Data for this exercise below:

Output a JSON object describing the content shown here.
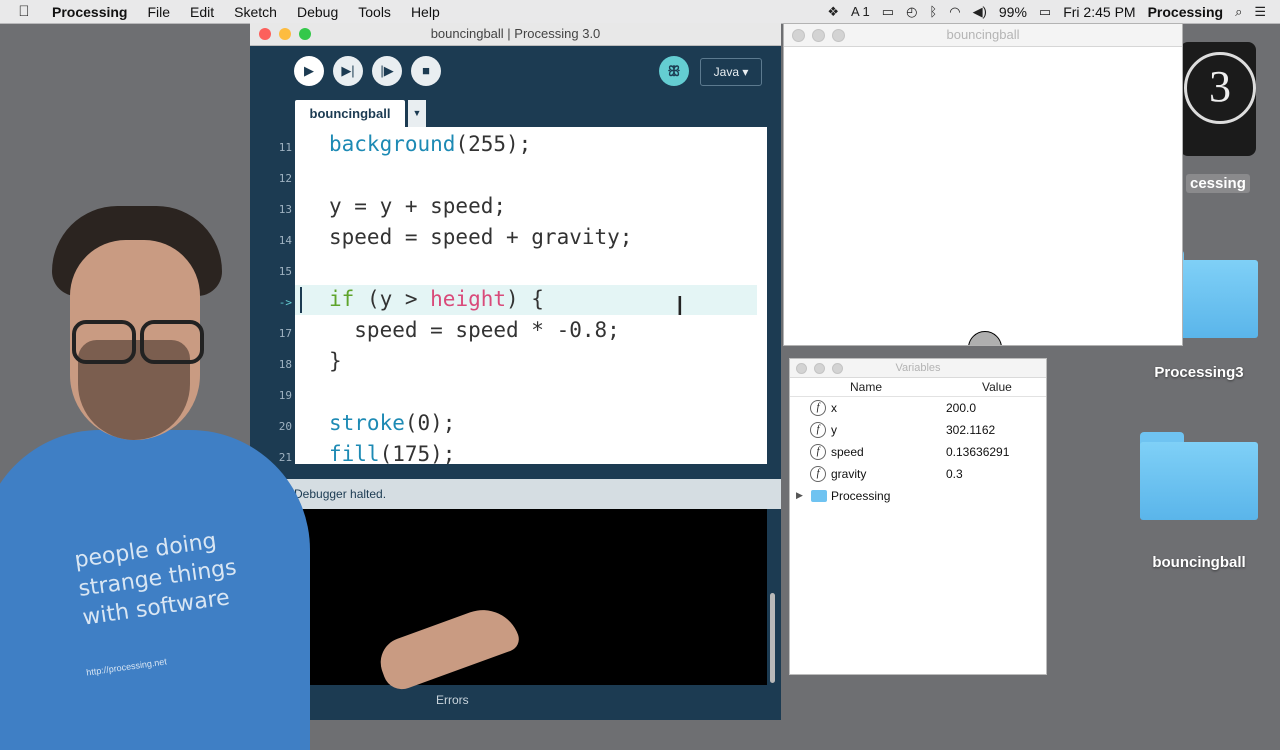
{
  "menubar": {
    "app_name": "Processing",
    "items": [
      "File",
      "Edit",
      "Sketch",
      "Debug",
      "Tools",
      "Help"
    ],
    "battery": "99%",
    "clock": "Fri 2:45 PM",
    "active_app": "Processing"
  },
  "desktop": {
    "icons": [
      {
        "label": "Processing3"
      },
      {
        "label": "bouncingball"
      }
    ],
    "app_icon_label": "cessing"
  },
  "ide": {
    "title": "bouncingball | Processing 3.0",
    "mode_label": "Java ▾",
    "file_tab": "bouncingball",
    "console_status": "Debugger halted.",
    "errors_label": "Errors",
    "line_numbers": [
      "11",
      "12",
      "13",
      "14",
      "15",
      "->",
      "17",
      "18",
      "19",
      "20",
      "21"
    ],
    "code": {
      "l11_fn": "background",
      "l11_rest": "(255);",
      "l13": "y = y + speed;",
      "l14": "speed = speed + gravity;",
      "l16_if": "if",
      "l16_mid": " (y > ",
      "l16_var": "height",
      "l16_end": ") {",
      "l17": "  speed = speed * -0.8;",
      "l18": "}",
      "l20_fn": "stroke",
      "l20_rest": "(0);",
      "l21_fn": "fill",
      "l21_rest": "(175);"
    }
  },
  "sketch": {
    "title": "bouncingball"
  },
  "variables": {
    "title": "Variables",
    "col_name": "Name",
    "col_value": "Value",
    "rows": [
      {
        "name": "x",
        "value": "200.0"
      },
      {
        "name": "y",
        "value": "302.1162"
      },
      {
        "name": "speed",
        "value": "0.13636291"
      },
      {
        "name": "gravity",
        "value": "0.3"
      }
    ],
    "folder_row": "Processing"
  },
  "shirt": {
    "line1": "people doing",
    "line2": "strange things",
    "line3": "with software",
    "url": "http://processing.net"
  }
}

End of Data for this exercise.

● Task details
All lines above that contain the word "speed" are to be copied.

● Problem solution
      "l13": "y = y + speed;",
      "l14": "speed = speed + gravity;",
      "l17": "  speed = speed * -0.8;",
        "name": "speed",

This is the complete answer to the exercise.